Three Nigerian women writers were selected. Sorry, make that two female Nigerian writers and a non-binary transgender person, but I am not here to tell you about that.
I am here to tell you about a novel I read a few months ago which happens to be on that longlist. My Sister, The Serial Killer by Oyinkan Braithwaite.
It is a triumph for a Nigerian writer to see her debut novel longlisted for such a prestigious prize. Not only does she fit into the tradition of forebears like Chimamanda Adichie, Lola Shoneyin and Ayobami Adebayo, she has brought a totally new tendency to the table.
My Sister, The Serial Killer is a darkly humorous short novel exploring the relationship of two sisters, Korede and Ayoola. Told from the elder sister’s point of view, the novel tackles consanguinous love and rivalry, precisely the extent to which these affections and affectations can1 be stretched.
The novel enjoys a coterie of colourful characters like busybody co-workers, boisterous mothers, petulant aunts and charming prospective boyfriends, who so happen to be doctors.
Although set in Lagos; especially swanky locales inhabited and frequented by the nouveau riche, Braithwaite’s gaze is not as interested in a sense of place as she is in exploring the faltering dynamics between the two sisters.
Korede, the older sister, a nurse, is protective of her sibling, a psychopath, with a knack for killing her boyfriends.
Korede is the dutiful accomplice who helps to cover up her sister’s crimes but her resolve is tested when Ayoola snatches Tade, a male doctor at her work whom Korede was crushing on.
Written in brisk prose, shorn of pretensions, this eloquent novel is written in short chapters reminiscent of dairy entries. Braithwaite shows skill in her handling of a grim subject by her ability to shine light on the humour in the dark.
The novel also relies on quick cinematic chops for its kinesis. The narrative branches into a neat sub-plot that uncannily feeds back into the major narrative.

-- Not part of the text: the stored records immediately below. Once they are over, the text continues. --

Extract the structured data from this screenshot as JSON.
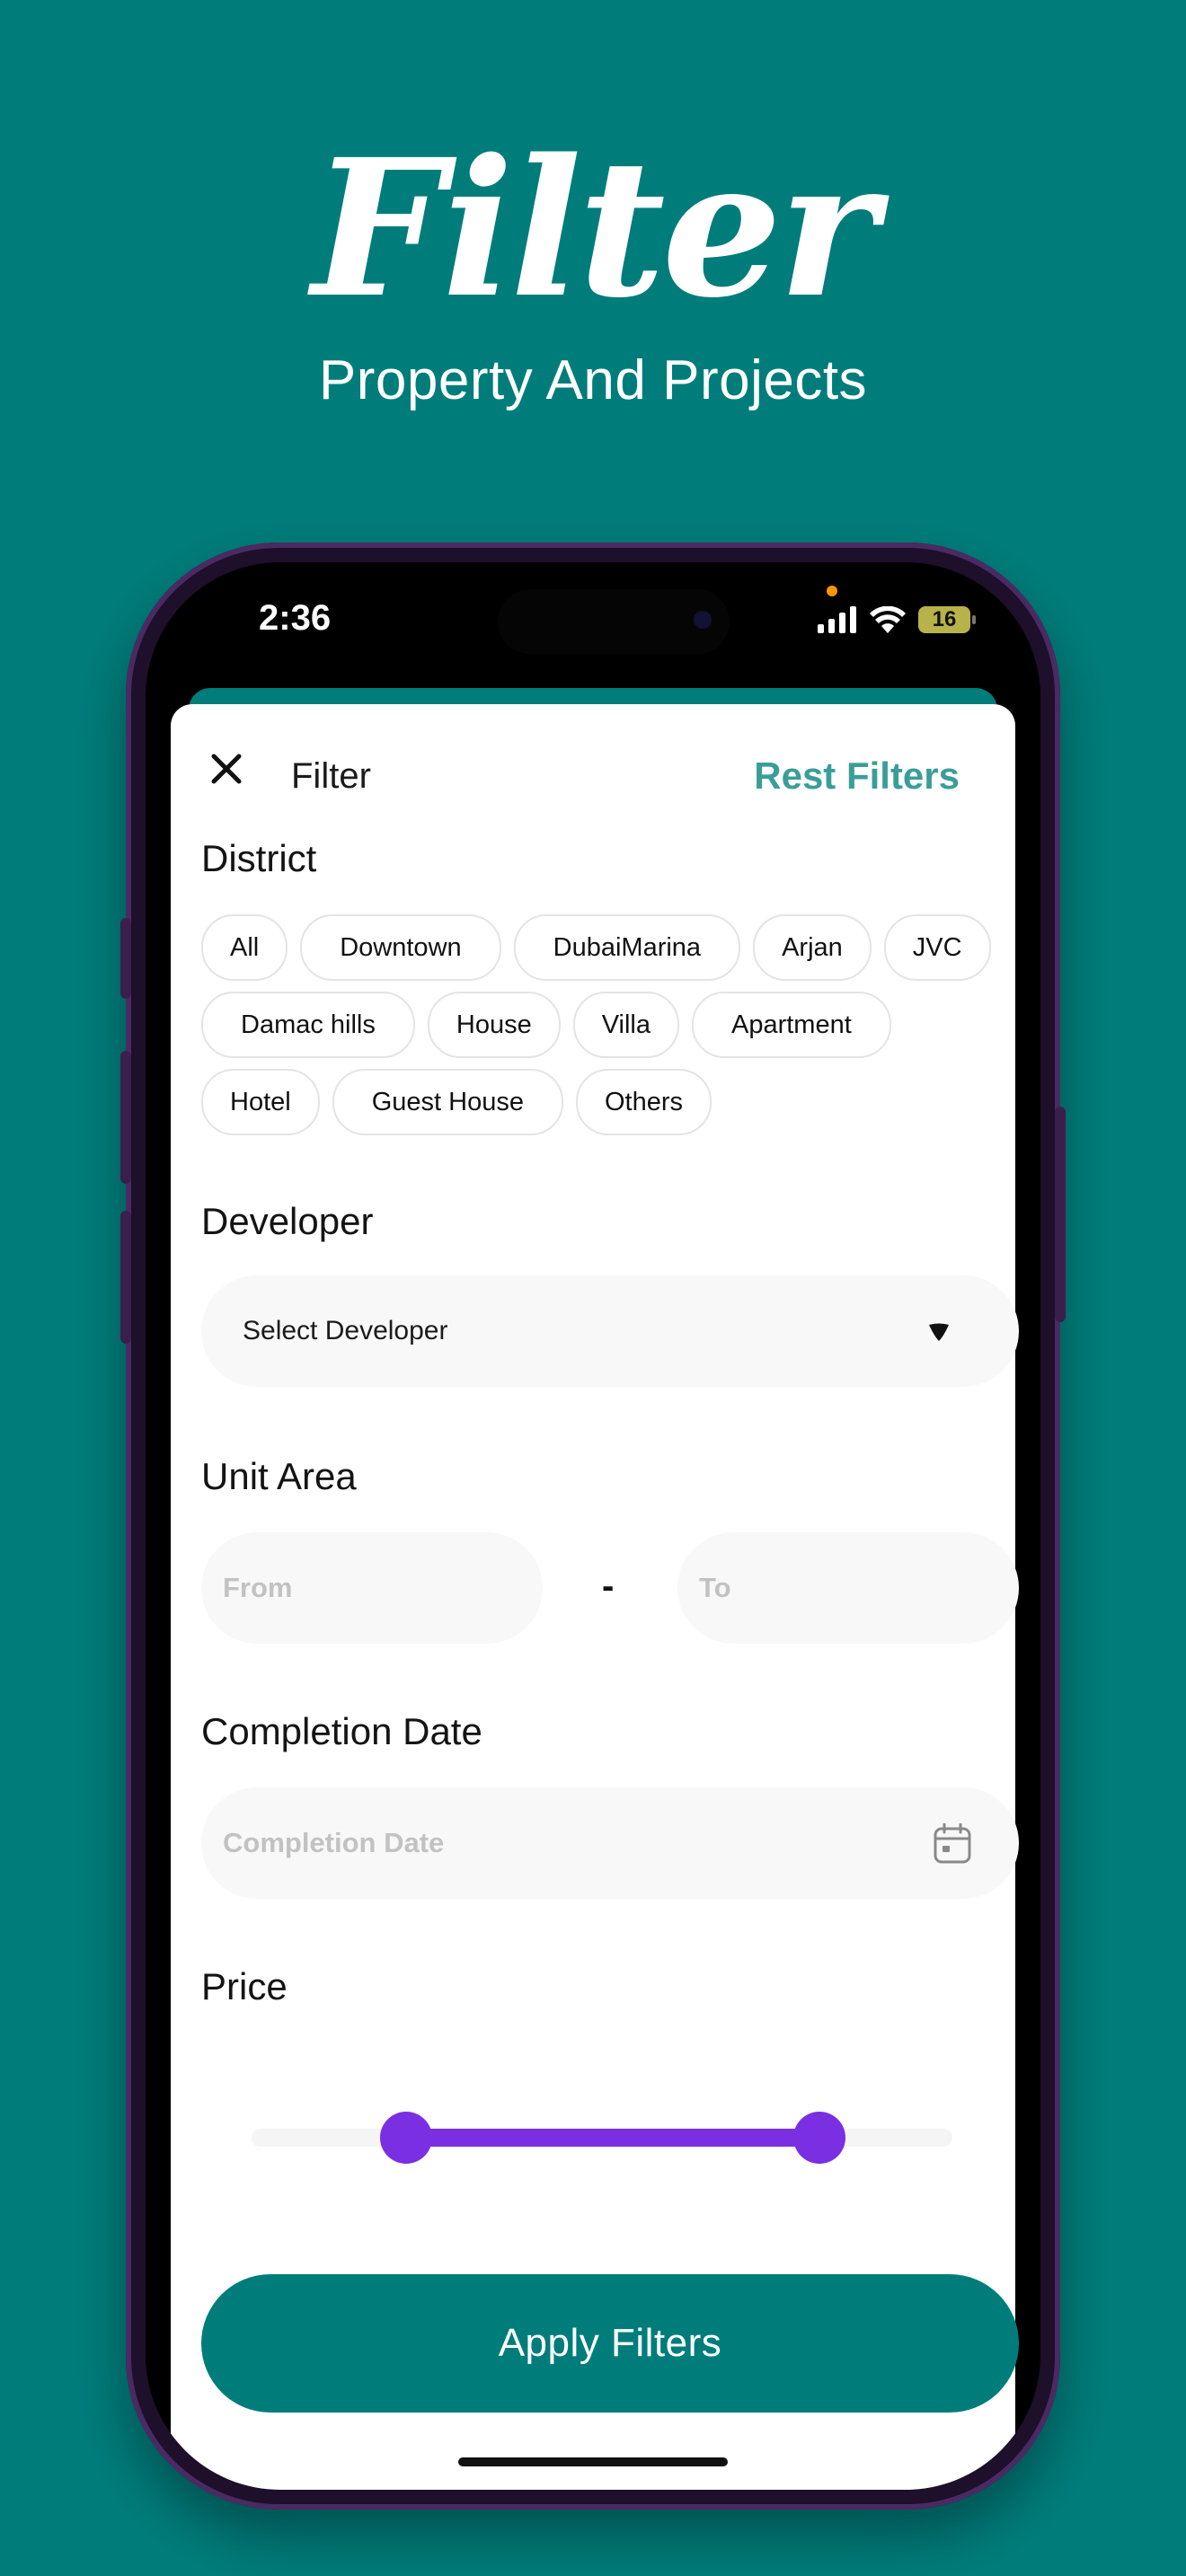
{
  "hero": {
    "title": "Filter",
    "subtitle": "Property And Projects"
  },
  "status_bar": {
    "time": "2:36",
    "battery": "16"
  },
  "header": {
    "title": "Filter",
    "reset_label": "Rest Filters"
  },
  "district": {
    "title": "District",
    "rows": [
      [
        "All",
        "Downtown",
        "DubaiMarina",
        "Arjan",
        "JVC"
      ],
      [
        "Damac hills",
        "House",
        "Villa",
        "Apartment"
      ],
      [
        "Hotel",
        "Guest House",
        "Others"
      ]
    ]
  },
  "developer": {
    "title": "Developer",
    "placeholder": "Select Developer"
  },
  "unit_area": {
    "title": "Unit Area",
    "from_placeholder": "From",
    "to_placeholder": "To",
    "separator": "-"
  },
  "completion": {
    "title": "Completion Date",
    "placeholder": "Completion Date"
  },
  "price": {
    "title": "Price",
    "range_min_fraction": 0.22,
    "range_max_fraction": 0.81
  },
  "apply": {
    "label": "Apply Filters"
  },
  "colors": {
    "brand": "#007d7b",
    "reset": "#3a9e98",
    "slider": "#7b2fe3"
  },
  "icons": [
    "close-icon",
    "dropdown-caret-icon",
    "calendar-icon",
    "signal-icon",
    "wifi-icon",
    "battery-icon"
  ]
}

Death, in My Sister, The Serial Killer, is denatured of its mortal consequences and the perfect setting for this is in a hospital where comatose patients defy grim statistics by waking up suddenly to disrupt possibilities.
Braithwaite’s novel gains a lot from deliberate and thinly-guised plots reminiscent of Nollywood flicks—and this novel will lend itself easily to film adaptations because it is written with the poise of a screenplay.

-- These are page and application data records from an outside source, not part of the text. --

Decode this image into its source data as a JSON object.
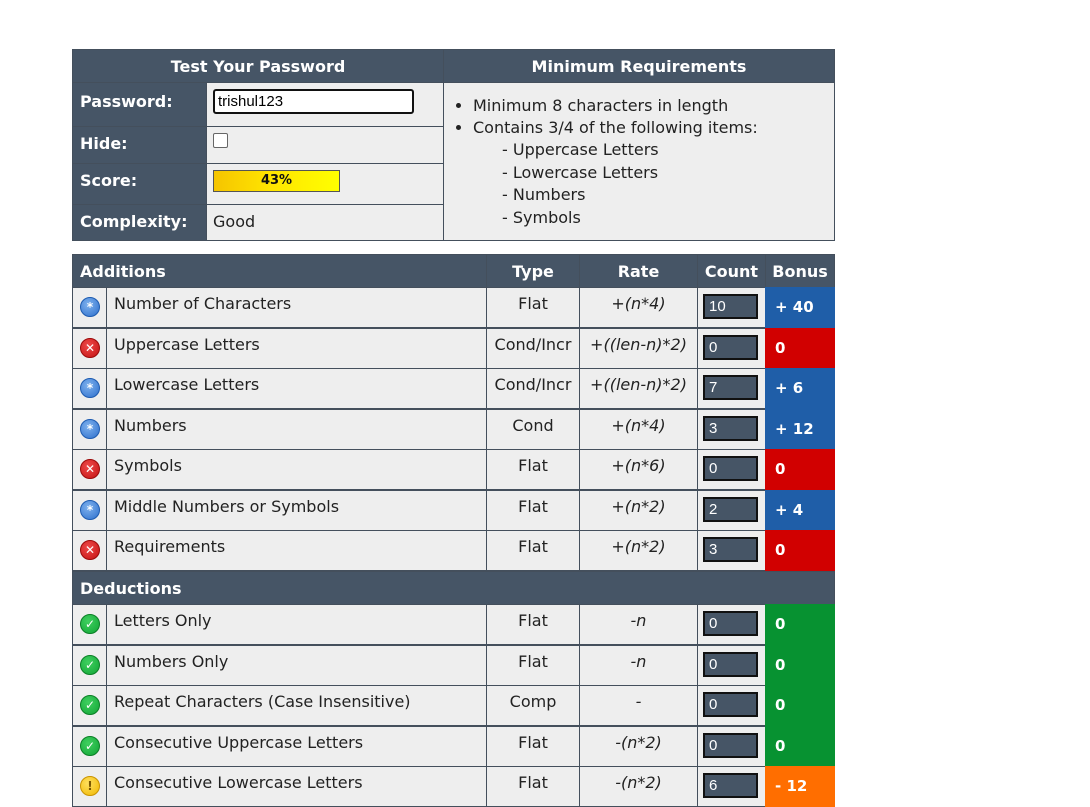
{
  "top": {
    "test_header": "Test Your Password",
    "min_header": "Minimum Requirements",
    "password_label": "Password:",
    "password_value": "trishul123",
    "hide_label": "Hide:",
    "score_label": "Score:",
    "score_value": "43%",
    "score_fraction": 0.43,
    "complexity_label": "Complexity:",
    "complexity_value": "Good",
    "requirements": [
      "Minimum 8 characters in length",
      "Contains 3/4 of the following items:"
    ],
    "sub_items": [
      "- Uppercase Letters",
      "- Lowercase Letters",
      "- Numbers",
      "- Symbols"
    ]
  },
  "table": {
    "headers": {
      "additions": "Additions",
      "type": "Type",
      "rate": "Rate",
      "count": "Count",
      "bonus": "Bonus"
    },
    "deductions_header": "Deductions",
    "additions": [
      {
        "icon": "info-icon",
        "label": "Number of Characters",
        "type": "Flat",
        "rate": "+(n*4)",
        "count": "10",
        "bonus": "+ 40",
        "bonus_color": "#1f5ea8"
      },
      {
        "icon": "error-icon",
        "label": "Uppercase Letters",
        "type": "Cond/Incr",
        "rate": "+((len-n)*2)",
        "count": "0",
        "bonus": "0",
        "bonus_color": "#d10000"
      },
      {
        "icon": "info-icon",
        "label": "Lowercase Letters",
        "type": "Cond/Incr",
        "rate": "+((len-n)*2)",
        "count": "7",
        "bonus": "+ 6",
        "bonus_color": "#1f5ea8"
      },
      {
        "icon": "info-icon",
        "label": "Numbers",
        "type": "Cond",
        "rate": "+(n*4)",
        "count": "3",
        "bonus": "+ 12",
        "bonus_color": "#1f5ea8"
      },
      {
        "icon": "error-icon",
        "label": "Symbols",
        "type": "Flat",
        "rate": "+(n*6)",
        "count": "0",
        "bonus": "0",
        "bonus_color": "#d10000"
      },
      {
        "icon": "info-icon",
        "label": "Middle Numbers or Symbols",
        "type": "Flat",
        "rate": "+(n*2)",
        "count": "2",
        "bonus": "+ 4",
        "bonus_color": "#1f5ea8"
      },
      {
        "icon": "error-icon",
        "label": "Requirements",
        "type": "Flat",
        "rate": "+(n*2)",
        "count": "3",
        "bonus": "0",
        "bonus_color": "#d10000"
      }
    ],
    "deductions": [
      {
        "icon": "check-icon",
        "label": "Letters Only",
        "type": "Flat",
        "rate": "-n",
        "count": "0",
        "bonus": "0",
        "bonus_color": "#079231"
      },
      {
        "icon": "check-icon",
        "label": "Numbers Only",
        "type": "Flat",
        "rate": "-n",
        "count": "0",
        "bonus": "0",
        "bonus_color": "#079231"
      },
      {
        "icon": "check-icon",
        "label": "Repeat Characters (Case Insensitive)",
        "type": "Comp",
        "rate": "-",
        "count": "0",
        "bonus": "0",
        "bonus_color": "#079231"
      },
      {
        "icon": "check-icon",
        "label": "Consecutive Uppercase Letters",
        "type": "Flat",
        "rate": "-(n*2)",
        "count": "0",
        "bonus": "0",
        "bonus_color": "#079231"
      },
      {
        "icon": "warning-icon",
        "label": "Consecutive Lowercase Letters",
        "type": "Flat",
        "rate": "-(n*2)",
        "count": "6",
        "bonus": "- 12",
        "bonus_color": "#ff6e00"
      }
    ]
  }
}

The only word that keeps returning to my mind is brisk. There is hardly any time the novel hesitates to meander in the beguiling comfort of prose.
Perhaps this is a disservice to the novel. The reader can be set on a path of exploring the beauty of Lagos land and soundscapes. Or the labyrinthine depths of the characters’ minds. In lieu of exploring these depths, we have a clutter of characters hardly more dignified than enduring stereotypes.
However, if I had an opportunity to ask the author one question, it will be this: what do your characters have against music?